1. Do we want natural-looking, unposed photos and a photographer who will stay out of the way? Or do we want more formal photos? If you want more formal photos, you will have to be prepared to take time out from the socialising so that the photographer can place you in position against his or her chosen backdrop, and you will have to be willing to alter your pose and take directions.
2. Do we want a photographer who uses film, digital or both?
It will be worthwhile for you both to look at a number of wedding photos, so that you can gauge each other’s tastes and learn a bit more about what kind of photos are available.
Now, you will be ready to start looking at photographers’ portfolios. The best place to start will be on line. Most professional photographers will have a website where you can see a few samples of their work, certainly enough to get an idea whether you want to put them on your shortlist.

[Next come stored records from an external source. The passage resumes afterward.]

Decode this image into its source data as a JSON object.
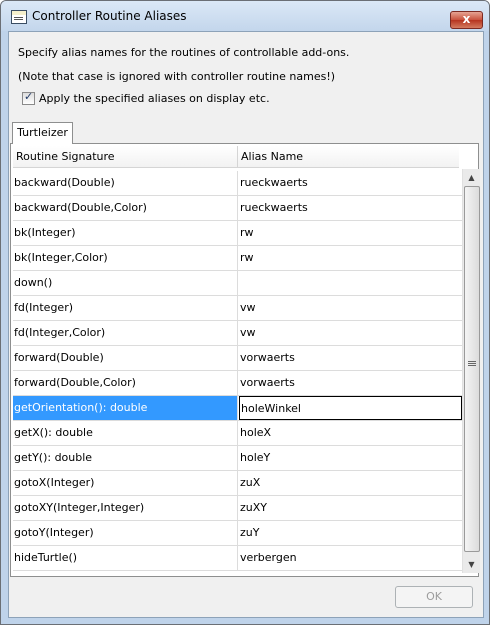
{
  "window": {
    "title": "Controller Routine Aliases",
    "close_label": "x"
  },
  "description": {
    "line1": "Specify alias names for the routines of controllable add-ons.",
    "line2": "(Note that case is ignored with controller routine names!)"
  },
  "apply_option": {
    "label": "Apply the specified aliases on display etc.",
    "checked": true
  },
  "tabs": [
    {
      "label": "Turtleizer",
      "active": true
    }
  ],
  "table": {
    "columns": [
      "Routine Signature",
      "Alias Name"
    ],
    "rows": [
      {
        "signature": "backward(Double)",
        "alias": "rueckwaerts"
      },
      {
        "signature": "backward(Double,Color)",
        "alias": "rueckwaerts"
      },
      {
        "signature": "bk(Integer)",
        "alias": "rw"
      },
      {
        "signature": "bk(Integer,Color)",
        "alias": "rw"
      },
      {
        "signature": "down()",
        "alias": ""
      },
      {
        "signature": "fd(Integer)",
        "alias": "vw"
      },
      {
        "signature": "fd(Integer,Color)",
        "alias": "vw"
      },
      {
        "signature": "forward(Double)",
        "alias": "vorwaerts"
      },
      {
        "signature": "forward(Double,Color)",
        "alias": "vorwaerts"
      },
      {
        "signature": "getOrientation(): double",
        "alias": "holeWinkel",
        "selected": true
      },
      {
        "signature": "getX(): double",
        "alias": "holeX"
      },
      {
        "signature": "getY(): double",
        "alias": "holeY"
      },
      {
        "signature": "gotoX(Integer)",
        "alias": "zuX"
      },
      {
        "signature": "gotoXY(Integer,Integer)",
        "alias": "zuXY"
      },
      {
        "signature": "gotoY(Integer)",
        "alias": "zuY"
      },
      {
        "signature": "hideTurtle()",
        "alias": "verbergen"
      }
    ]
  },
  "footer": {
    "ok_label": "OK",
    "ok_enabled": false
  },
  "colors": {
    "selection": "#3399ff",
    "window_frame": "#bfd3ea",
    "close_button": "#c9513c"
  },
  "icons": {
    "app": "app-window-icon",
    "close": "close-icon",
    "scroll_up": "scroll-up-arrow-icon",
    "scroll_down": "scroll-down-arrow-icon",
    "thumb_grip": "scroll-grip-icon",
    "check": "checkmark-icon"
  }
}
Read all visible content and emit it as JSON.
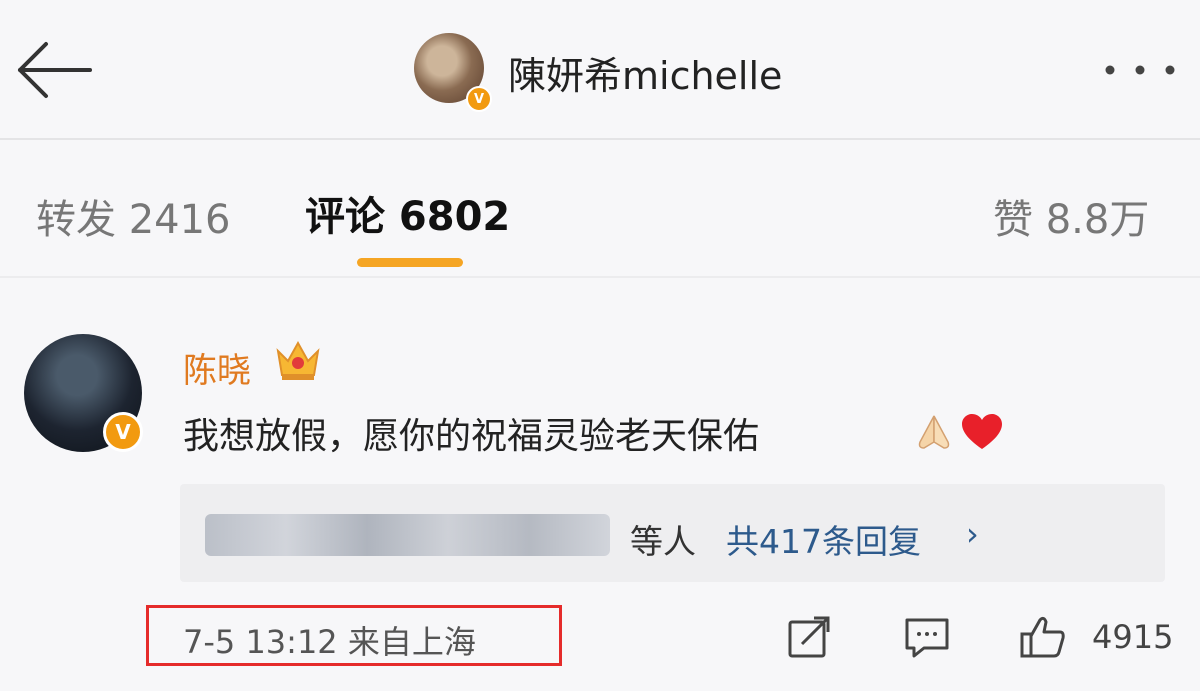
{
  "header": {
    "title": "陳妍希michelle",
    "back_icon": "arrow-left-icon",
    "more_icon": "more-horizontal-icon",
    "verified_badge": "V"
  },
  "tabs": [
    {
      "label": "转发 2416"
    },
    {
      "label": "评论 6802",
      "active": true
    },
    {
      "label": "赞 8.8万"
    }
  ],
  "accent_color": "#f5a524",
  "comment": {
    "author": "陈晓",
    "verified_badge": "V",
    "text": "我想放假，愿你的祝福灵验老天保佑",
    "emojis": [
      "praying-hands-icon",
      "heart-icon"
    ],
    "replies": {
      "prefix": "等人",
      "count_text": "共417条回复",
      "chevron": "›"
    },
    "meta": "7-5 13:12 来自上海",
    "likes": "4915"
  }
}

When you are looking at portfolios, look for a variety of different angles, lighting and cropping techniques. You don’t just want the usual boring photos of the family in a row outside the church or the bride and groom looking at each other embarrassedly. You want something dynamic and interesting that captures the mood of the day. Look for interesting compositions, observation of little details and an eye for a story.
The subject matter is so much more important than the photographer.
If you have any recommendations from friends and relatives, that will be even better. You may have friends who have recently got married. They will be happy to show you their wedding albums and you can add any photographers whose work you like the look of to your shortlist.
When you have your shortlist, it will be time to telephone the photographers. You can ask them how much they charge and you can talk to them about how they work: do they go for formal, posed photos, or more informal ones and do they use film or digital? Their answers to your questions will help you to shorten your shortlist even more.
When you have it down to just a handful of photographers, you can ask for an appointment to discuss your requirements. Make it clear that you are still comparing and that you haven’t yet committed to giving them work. At the appointment, you can decide whether you like them as people: you will be inviting them to your wedding after all.
It would be unwise to have the same person videoing the wedding as photographing it. Both tasks take a lot of concentration. However, you may find there are fewer videographers available. The best thing to do is decide together what kind of video you want, and indeed whether you want a video. After that, you can look at portfolios. You may find that leaves you with a shortlist of only one. At that stage, think again about how important a video is to you. If you are compromising over quality simply because you can’t find a suitable videographer, it may be better to have no video at all than one that doesn’t do justice to your special day.